Perhaps a player that has flown under the radar due to Pakistan’s constant off the field problems, but on the field Khan has shown some of his old class. Certainly tougher times await after a year playing New Zealand, Zimbabwe, Sri Lanka and Bangladesh, but nobody can argue with his consistent performances that ended with a beautiful double hundred in Dhaka.
Matt Prior – 519 runs at 64.87, 34 catches, 2 stumpings.
Prior’s inclusion in this side shows just how far he has come as a player in the last few years. His ability to score quick runs at No.7, including three hundreds in 2011, has become essential for the balance of England’s side. Whilst admitting that his keeping still needs work, his ability behind the stumps has dramatically improved. Prior even found time to ‘accidentally’ smash a window and shower the MCC members with glass after being run out at Lords.
Stuart Broad – 33 wickets at 22.30, 239 runs at 39.83.
Another Englishman who can’t be left out of this side is Broad. After an awful series against the Sri Lankans, during which he tried to become an ‘enforcer’ by banging the ball in, he was in danger of being dropped for the Indian series. But he was retained and he suddenly remembered how to pitch the ball up, enabling him to become that devastating all rounder once again. His performance at Trent Bridge, where he smashed 64 and then took a hat-trick, epitomised his series during which he took 25 wickets at a brilliant 13.84 apiece and scored 182 runs at 60.66.

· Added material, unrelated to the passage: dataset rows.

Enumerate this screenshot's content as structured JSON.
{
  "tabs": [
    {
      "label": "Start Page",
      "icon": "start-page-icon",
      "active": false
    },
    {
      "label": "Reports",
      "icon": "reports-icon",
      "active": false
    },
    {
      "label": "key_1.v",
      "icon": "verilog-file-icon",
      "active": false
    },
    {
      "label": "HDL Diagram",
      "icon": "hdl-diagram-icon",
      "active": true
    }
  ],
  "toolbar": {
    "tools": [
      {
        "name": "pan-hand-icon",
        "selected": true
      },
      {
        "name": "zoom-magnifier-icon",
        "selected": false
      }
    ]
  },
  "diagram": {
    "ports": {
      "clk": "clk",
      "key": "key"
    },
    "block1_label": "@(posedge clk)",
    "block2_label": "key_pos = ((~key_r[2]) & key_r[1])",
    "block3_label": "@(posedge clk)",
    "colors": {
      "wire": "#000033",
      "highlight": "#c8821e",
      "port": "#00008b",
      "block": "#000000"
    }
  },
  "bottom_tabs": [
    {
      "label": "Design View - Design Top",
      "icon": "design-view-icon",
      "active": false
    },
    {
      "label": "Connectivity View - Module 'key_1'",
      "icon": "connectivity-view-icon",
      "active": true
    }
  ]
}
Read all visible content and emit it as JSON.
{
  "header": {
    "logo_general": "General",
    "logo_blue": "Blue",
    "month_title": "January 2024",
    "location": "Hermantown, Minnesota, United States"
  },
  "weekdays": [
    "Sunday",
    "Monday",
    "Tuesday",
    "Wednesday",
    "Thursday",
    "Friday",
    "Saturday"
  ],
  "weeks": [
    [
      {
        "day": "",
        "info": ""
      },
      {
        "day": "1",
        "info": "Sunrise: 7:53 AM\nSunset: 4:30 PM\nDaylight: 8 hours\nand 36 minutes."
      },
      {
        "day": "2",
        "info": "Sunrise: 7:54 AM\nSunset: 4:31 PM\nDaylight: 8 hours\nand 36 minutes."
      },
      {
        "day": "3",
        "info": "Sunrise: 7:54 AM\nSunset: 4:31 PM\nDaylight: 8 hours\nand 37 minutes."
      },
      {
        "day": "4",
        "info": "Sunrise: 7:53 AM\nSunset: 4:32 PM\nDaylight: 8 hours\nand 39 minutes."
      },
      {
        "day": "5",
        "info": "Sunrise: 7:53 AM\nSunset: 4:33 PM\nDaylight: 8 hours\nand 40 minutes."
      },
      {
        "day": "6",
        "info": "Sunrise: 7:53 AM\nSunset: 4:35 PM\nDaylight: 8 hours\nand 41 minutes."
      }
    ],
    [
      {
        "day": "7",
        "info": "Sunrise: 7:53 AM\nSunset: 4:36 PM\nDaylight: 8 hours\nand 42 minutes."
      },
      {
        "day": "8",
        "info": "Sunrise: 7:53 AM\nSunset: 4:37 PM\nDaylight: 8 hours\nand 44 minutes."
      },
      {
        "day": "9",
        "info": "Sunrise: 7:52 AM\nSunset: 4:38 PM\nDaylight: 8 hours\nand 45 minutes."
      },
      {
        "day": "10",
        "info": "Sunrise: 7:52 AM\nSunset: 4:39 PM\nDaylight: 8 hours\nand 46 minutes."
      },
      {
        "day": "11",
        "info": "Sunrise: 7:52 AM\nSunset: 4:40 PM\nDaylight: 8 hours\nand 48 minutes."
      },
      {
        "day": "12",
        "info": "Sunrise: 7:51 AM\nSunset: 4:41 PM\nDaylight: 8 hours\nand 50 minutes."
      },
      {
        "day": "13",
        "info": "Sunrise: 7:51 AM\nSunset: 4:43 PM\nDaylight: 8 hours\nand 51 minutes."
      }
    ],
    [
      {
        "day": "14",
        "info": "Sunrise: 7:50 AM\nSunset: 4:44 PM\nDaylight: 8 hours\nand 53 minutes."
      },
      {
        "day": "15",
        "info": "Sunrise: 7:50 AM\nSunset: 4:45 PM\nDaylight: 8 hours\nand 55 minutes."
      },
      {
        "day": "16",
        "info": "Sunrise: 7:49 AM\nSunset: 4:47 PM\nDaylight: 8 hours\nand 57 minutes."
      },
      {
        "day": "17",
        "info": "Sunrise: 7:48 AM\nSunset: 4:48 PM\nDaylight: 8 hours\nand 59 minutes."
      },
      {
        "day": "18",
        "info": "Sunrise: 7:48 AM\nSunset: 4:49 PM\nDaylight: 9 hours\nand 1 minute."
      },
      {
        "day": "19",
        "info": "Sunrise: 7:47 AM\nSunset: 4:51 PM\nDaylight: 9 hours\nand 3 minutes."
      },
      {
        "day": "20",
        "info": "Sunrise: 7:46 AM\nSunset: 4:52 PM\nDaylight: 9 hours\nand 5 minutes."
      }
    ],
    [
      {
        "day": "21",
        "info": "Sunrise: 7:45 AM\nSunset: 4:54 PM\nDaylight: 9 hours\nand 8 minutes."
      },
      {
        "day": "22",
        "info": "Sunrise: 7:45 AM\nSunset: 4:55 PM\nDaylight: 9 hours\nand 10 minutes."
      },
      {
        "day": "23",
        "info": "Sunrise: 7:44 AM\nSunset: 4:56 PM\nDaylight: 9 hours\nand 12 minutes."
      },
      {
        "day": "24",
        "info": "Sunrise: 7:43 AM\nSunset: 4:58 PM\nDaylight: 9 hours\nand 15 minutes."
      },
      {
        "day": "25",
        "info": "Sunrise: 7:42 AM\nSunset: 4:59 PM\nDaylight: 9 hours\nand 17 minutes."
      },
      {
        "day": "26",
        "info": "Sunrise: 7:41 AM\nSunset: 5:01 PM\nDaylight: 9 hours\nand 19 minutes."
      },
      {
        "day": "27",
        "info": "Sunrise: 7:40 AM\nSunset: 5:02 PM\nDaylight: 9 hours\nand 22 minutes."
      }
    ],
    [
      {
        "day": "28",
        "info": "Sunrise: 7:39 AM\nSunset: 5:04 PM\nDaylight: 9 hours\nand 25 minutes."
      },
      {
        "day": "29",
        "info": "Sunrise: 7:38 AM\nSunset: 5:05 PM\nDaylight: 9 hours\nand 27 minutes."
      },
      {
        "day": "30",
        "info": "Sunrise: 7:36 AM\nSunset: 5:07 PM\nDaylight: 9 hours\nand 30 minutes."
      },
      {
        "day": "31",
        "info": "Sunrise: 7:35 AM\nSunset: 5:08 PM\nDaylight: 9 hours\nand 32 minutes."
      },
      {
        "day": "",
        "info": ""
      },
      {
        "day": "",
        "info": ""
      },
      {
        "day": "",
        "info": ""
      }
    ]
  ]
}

Dale Steyn – 28 wickets at 19.57, 169 runs at 33.80.
Despite South Africa only playing five tests, Steyn still managed to take 28 wickets and increase his career tally to 260 in only 50 matches. His pace, aggression and ability to move the ball makes him one of the most dangerous bowlers in the world, and one of the most exciting to watch. A devastating spell against the Indians was described by Sachin Tendulkar as the best he had ever faced, high praise indeed. Not only does Steyn continue to bowl well, but his batting is improving and he can score useful runs in a flash down the order. South Africa would not be the same side without their quick, and his battle with England’s top order next summer should be fascinating.
James Anderson – 35 wickets at 24.85.
James Anderson is pushing Steyn extremely hard for recognition as the world’s best quick bowler. 2011 started in style with match figures of 7-127 in the Sydney test and he barely bowled a bad spell during the summer, constantly taking wickets and comprehensively winning his enthralling head-to-head battle with Tendulkar. Anderson has the rare ability to bowl at pace and move the ball both ways and he also showed that he can be a threat when the pitch isn’t so green, making him the spearhead of England’s attack.
Saeed Ajmal – 50 wickets at 23.86.
The spinner in this side is Saeed Ajmal, the Pakistani who bowls the world’s best doosra and offers his captain incredible control with his off breaks. Like Younis Khan, tougher opposition awaits, but you cannot ignore his 50 wicket haul in just eight matches. He took at least one wicket in every innings that he bowled, including match figures of 11-111 against theWest Indies.
So there is my team of the year. With the first two matches of 2012 already underway, let’s hope that Test match cricket continues to provide such fine entertainment and performances for the next twelve months and beyond.